____ Raw data
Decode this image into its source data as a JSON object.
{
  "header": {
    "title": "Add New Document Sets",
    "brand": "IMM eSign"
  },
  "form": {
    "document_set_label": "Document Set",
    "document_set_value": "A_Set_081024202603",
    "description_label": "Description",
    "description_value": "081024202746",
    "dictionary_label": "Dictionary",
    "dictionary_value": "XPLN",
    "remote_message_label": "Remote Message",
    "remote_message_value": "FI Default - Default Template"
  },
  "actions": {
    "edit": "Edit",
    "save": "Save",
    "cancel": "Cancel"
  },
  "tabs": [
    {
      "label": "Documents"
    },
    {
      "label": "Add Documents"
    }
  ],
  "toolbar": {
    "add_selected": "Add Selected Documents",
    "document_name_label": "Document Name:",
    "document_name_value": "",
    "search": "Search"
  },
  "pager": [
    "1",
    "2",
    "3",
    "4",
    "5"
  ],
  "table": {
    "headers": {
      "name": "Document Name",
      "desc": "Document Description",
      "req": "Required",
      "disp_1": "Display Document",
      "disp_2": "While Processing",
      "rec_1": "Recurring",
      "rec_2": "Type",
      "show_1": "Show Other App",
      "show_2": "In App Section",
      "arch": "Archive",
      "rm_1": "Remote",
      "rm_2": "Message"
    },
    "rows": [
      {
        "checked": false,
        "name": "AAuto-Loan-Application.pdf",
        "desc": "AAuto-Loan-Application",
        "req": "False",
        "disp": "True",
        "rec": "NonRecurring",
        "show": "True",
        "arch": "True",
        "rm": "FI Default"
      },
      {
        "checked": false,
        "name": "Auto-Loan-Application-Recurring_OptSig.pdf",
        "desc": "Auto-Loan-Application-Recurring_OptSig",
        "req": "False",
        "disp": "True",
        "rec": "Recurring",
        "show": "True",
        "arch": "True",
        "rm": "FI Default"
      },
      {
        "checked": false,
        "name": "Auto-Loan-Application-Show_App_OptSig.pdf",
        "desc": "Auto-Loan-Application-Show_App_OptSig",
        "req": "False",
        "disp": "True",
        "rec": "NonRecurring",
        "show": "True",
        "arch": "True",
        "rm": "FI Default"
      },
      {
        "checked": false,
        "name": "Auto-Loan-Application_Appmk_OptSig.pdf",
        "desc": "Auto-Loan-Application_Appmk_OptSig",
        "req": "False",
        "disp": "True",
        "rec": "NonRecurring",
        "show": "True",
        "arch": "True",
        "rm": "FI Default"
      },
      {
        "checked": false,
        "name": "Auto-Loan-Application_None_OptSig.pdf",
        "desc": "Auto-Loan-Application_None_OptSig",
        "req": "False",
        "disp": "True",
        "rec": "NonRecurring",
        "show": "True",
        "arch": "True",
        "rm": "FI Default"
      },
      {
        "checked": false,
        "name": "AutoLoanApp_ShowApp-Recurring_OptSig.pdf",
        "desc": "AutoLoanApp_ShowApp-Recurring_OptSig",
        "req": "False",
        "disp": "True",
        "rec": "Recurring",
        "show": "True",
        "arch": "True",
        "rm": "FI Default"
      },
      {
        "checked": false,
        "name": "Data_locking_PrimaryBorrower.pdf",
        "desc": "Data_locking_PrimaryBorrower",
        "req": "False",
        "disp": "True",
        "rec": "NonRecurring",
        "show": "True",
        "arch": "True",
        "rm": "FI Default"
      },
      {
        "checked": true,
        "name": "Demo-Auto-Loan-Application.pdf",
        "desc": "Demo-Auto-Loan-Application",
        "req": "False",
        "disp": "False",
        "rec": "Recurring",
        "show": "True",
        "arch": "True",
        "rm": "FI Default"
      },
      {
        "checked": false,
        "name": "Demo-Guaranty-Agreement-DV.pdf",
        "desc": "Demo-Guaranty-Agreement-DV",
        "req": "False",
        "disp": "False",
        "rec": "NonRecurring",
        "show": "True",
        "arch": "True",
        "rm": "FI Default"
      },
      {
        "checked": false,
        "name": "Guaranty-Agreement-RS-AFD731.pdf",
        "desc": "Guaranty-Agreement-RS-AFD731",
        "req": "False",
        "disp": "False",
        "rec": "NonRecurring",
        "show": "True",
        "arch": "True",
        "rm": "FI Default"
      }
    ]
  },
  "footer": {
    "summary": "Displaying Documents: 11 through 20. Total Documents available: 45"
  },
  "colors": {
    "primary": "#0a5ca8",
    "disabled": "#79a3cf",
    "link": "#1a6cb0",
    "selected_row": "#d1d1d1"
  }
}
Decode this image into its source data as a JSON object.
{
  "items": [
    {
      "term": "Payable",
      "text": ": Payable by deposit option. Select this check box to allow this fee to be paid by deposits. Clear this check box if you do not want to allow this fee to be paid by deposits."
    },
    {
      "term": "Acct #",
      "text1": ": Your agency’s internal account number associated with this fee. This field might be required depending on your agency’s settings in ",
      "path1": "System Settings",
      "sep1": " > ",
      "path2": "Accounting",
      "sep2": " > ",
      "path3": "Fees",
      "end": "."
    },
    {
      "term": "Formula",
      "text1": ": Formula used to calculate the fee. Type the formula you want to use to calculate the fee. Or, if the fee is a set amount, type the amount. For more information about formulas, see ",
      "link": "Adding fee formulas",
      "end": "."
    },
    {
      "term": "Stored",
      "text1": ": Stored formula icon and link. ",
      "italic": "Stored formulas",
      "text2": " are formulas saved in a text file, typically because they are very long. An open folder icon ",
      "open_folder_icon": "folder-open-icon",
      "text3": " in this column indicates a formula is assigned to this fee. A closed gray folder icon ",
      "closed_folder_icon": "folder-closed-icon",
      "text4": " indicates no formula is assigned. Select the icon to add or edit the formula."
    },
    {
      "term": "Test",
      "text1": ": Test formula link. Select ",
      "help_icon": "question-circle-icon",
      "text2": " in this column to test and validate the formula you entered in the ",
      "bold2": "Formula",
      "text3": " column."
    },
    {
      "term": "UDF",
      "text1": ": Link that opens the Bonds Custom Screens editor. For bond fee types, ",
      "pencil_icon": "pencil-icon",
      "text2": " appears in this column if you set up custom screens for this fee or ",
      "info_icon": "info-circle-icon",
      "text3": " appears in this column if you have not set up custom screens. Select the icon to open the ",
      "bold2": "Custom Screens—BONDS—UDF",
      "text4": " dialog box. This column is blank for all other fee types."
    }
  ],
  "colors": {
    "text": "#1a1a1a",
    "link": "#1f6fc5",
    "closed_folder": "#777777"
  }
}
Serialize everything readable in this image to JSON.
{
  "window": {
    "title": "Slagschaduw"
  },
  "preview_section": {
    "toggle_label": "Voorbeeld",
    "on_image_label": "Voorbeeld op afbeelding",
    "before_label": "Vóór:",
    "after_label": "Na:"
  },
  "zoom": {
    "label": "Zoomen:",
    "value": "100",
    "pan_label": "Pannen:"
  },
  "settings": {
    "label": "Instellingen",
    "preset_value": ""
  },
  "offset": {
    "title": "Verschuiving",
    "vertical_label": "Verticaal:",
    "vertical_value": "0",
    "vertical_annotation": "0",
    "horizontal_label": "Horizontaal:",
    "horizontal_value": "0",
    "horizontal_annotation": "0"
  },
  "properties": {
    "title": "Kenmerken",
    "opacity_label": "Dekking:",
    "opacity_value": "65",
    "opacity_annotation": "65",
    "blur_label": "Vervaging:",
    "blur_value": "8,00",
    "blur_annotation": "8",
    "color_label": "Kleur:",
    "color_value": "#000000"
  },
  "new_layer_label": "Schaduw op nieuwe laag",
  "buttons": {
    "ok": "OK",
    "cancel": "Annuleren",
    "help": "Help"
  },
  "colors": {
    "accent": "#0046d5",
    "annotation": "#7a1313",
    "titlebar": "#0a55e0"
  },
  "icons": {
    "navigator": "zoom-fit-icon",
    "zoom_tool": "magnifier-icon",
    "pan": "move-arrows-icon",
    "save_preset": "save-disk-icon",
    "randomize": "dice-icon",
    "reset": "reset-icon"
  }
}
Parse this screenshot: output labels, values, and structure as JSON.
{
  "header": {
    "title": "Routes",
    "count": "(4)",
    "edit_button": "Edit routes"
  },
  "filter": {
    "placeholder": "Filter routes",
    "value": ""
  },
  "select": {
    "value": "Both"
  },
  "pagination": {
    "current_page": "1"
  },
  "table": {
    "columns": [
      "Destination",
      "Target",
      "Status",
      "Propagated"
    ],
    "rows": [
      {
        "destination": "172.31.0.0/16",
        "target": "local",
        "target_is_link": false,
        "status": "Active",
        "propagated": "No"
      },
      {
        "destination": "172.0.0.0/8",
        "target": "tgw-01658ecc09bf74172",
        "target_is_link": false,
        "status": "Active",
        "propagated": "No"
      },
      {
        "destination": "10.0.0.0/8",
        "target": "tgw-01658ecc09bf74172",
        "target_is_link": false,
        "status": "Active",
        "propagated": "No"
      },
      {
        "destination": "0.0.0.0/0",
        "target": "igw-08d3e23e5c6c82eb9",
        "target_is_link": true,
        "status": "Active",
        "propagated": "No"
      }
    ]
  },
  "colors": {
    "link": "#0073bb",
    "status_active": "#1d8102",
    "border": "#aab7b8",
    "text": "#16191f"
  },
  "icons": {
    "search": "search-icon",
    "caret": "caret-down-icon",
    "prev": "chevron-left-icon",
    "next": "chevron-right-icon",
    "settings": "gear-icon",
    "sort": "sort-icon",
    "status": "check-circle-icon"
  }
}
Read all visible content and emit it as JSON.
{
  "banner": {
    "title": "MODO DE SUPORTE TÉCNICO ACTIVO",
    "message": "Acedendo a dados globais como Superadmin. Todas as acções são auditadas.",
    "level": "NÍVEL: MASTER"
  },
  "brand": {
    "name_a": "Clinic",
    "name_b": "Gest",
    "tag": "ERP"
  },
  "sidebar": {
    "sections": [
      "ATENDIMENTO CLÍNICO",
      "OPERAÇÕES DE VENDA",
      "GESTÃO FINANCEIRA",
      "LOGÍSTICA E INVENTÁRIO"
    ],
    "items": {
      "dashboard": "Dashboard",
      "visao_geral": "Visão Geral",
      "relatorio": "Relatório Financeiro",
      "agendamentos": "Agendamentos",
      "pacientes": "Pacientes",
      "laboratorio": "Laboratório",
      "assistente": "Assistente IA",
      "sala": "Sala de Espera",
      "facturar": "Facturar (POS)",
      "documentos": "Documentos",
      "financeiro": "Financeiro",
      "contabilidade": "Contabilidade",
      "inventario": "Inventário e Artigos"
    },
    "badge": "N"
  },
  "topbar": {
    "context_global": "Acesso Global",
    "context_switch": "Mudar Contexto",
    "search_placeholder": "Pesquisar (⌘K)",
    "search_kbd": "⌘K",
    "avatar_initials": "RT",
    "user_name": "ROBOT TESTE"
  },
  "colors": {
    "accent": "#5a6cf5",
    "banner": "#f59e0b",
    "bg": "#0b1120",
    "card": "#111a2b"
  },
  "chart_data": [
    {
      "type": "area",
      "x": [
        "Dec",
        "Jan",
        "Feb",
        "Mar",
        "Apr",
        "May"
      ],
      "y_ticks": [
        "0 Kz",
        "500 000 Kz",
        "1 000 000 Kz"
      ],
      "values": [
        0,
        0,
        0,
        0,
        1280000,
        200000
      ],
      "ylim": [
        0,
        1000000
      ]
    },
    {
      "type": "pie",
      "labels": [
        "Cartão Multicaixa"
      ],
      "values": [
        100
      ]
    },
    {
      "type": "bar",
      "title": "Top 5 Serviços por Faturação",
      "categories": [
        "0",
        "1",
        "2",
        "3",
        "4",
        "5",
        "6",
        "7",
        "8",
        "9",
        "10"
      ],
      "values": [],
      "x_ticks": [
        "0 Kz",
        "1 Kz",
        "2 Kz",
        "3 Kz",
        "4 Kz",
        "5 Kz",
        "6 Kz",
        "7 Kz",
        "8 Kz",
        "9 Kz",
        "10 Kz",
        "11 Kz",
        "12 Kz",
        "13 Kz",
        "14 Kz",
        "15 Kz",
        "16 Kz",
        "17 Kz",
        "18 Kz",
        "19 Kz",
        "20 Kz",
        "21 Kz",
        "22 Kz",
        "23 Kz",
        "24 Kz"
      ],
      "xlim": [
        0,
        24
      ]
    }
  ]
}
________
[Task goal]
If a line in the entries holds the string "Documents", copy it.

[Exercise output]
      "label": "Documents"
      "label": "Add Documents"
    "add_selected": "Add Selected Documents",
    "summary": "Displaying Documents: 11 through 20. Total Documents available: 45"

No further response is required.